Despite how easy it is sometimes to get discouraged at setbacks and challenges, I look at our five honorees, and I cannot help but be encouraged. They never quit. 

Hillary Clinton

Patricia Espinosa

Espinosa is the executive secretary of the United Nations Framework Convention on Climate Change (UNFCCC) and has worked to address the global challenge of climate change. 

Hon. Patricia Espinosa at Georgetown

Climate change is the biggest threat to humanity, and it affects women disproportionately. So, it would be the logical conclusion to make sure that women are also taken into account in the solutions to climate change, but that is not the case. How can we get a solution for a global problem if we are not fully taking into account half of the population of the world – their needs, their perspectives, their specific realities?

Patricia Espinosa

Dr. Marina Pisklakova-Parker

Dr. Pisklakova-Parker established the first domestic violence hotline in Russia and founded a network of crisis centers across Russia called the National Center for the Prevention of Violence (ANNA). 

Dr. Marina Pisklakova-Parker

I do count on younger generations to continue the work, and see the result – to see that women and girls can fully enjoy life without being afraid of violence. That women can participate in political life without being harassed and attacked because they’re women. That women and girls can enjoy a full social life without being attacked by the choices they make.

Dr. Marina Pisklakova-Parker

Palwasha Hassan 

Hassan is a leader in the Afghan women’s movement, a fellow at the Georgetown Institute for Women, Peace & Security, and directs the Afghan Women’s Educational Center, which advocates for women’s rights in Afghanistan.

Palwasha Hassan

We are global citizens and we should look beyond our borders and territory to feel what others are going through, and how we can all together change the world. I accept this award on behalf of all strong Afghan women, who wake up every morning with a new challenge, but they stand tall and resilient as ever.

Palwasha Hassan

Dr. Nyaradzayi Gumbonzvanda

Dr. Gumbonzvanda works with women and children in low-resourced communities in Zimbabwe as the African Union Goodwill Ambassador on Ending Child Marriage. 

Dr. Nyaradzayi Gumbonzvanda

 

I feel that today, and this award, is a clear message to rural girls out there, to young women out there, that you are more than a statistic, you are more than a footnote, you are more than a photo in a big report.
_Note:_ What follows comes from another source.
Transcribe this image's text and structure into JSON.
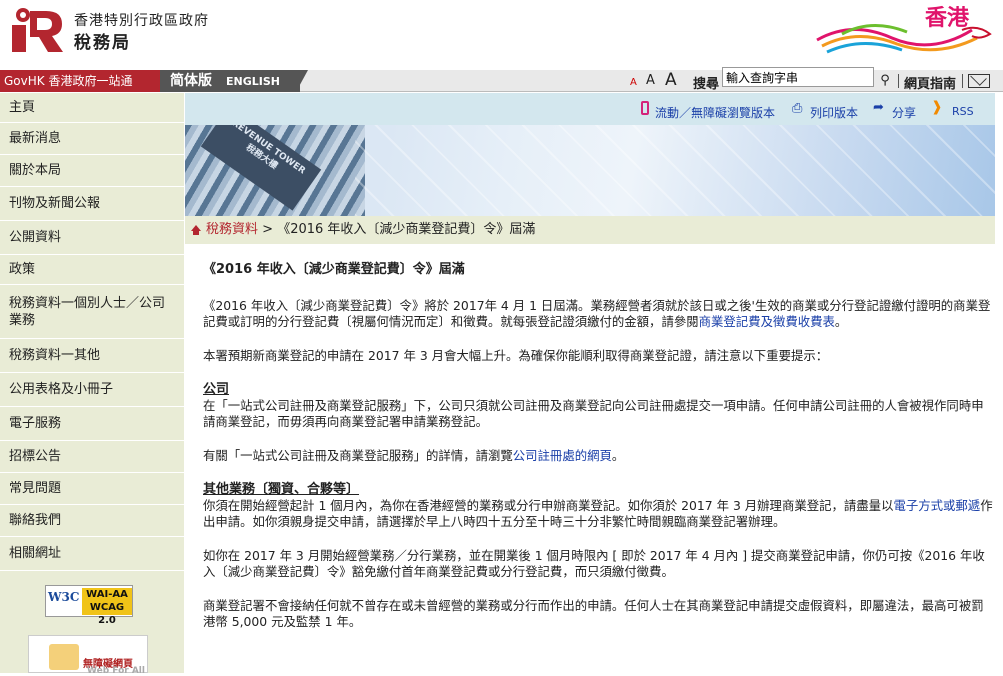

You are a person endowed with human rights.

For some of us, fighting for human rights is not a choice. It is a duty. It is a way of life.

Dr. Nyaradzayi Gumbonzvanda

Guo Jianmei 

Jianmei safeguards women’s rights in China through the pro bono legal aid, despite confronting harassment and risking her own security, and founded The Center for Women’s Law Studies and Legal Services

Guo Jianmei

I continue to try to support women’s rights, and I want to thank Secretary Clinton for meeting with me in China in 2010.

Guo Jianmei

Ava Culoso (C’24)

Culoso is a Georgetown Storyteller who first met Secretary Clinton when she was a young child. After seeing her at Georgetown’s Hillary Rodham Clinton Awards, she said she better understood Clinton’s influence on her own path. 

Seeing her speak today, alongside other incredible women, I understood the magnitude of meeting her at such a young age. I am inspired by Secretary Clinton, like many other women around the world, to believe in a future for women, to fight for the rights of all women and girls around the world, and above all, to be proud to be a feminist and woman capable and making real change.

Ava Culoso

Nihar Iyengar (SFS’25)

Iyengar volunteered to hand out seating tickets at the event as part of his work with the Institute of Politics and Public Service at the McCourt School of Public Policy. 

Nihar Iyengar

The event did a great job of recognizing women who might otherwise go unseen in their fight for human rights, as I had not really been exposed to any of them before. The event was eye-opening and humbling to me, and I am confident that we will continue the journey towards equality and peace in our world so that everybody is entitled to the same human rights regardless of who they are.

Nihar Iyengar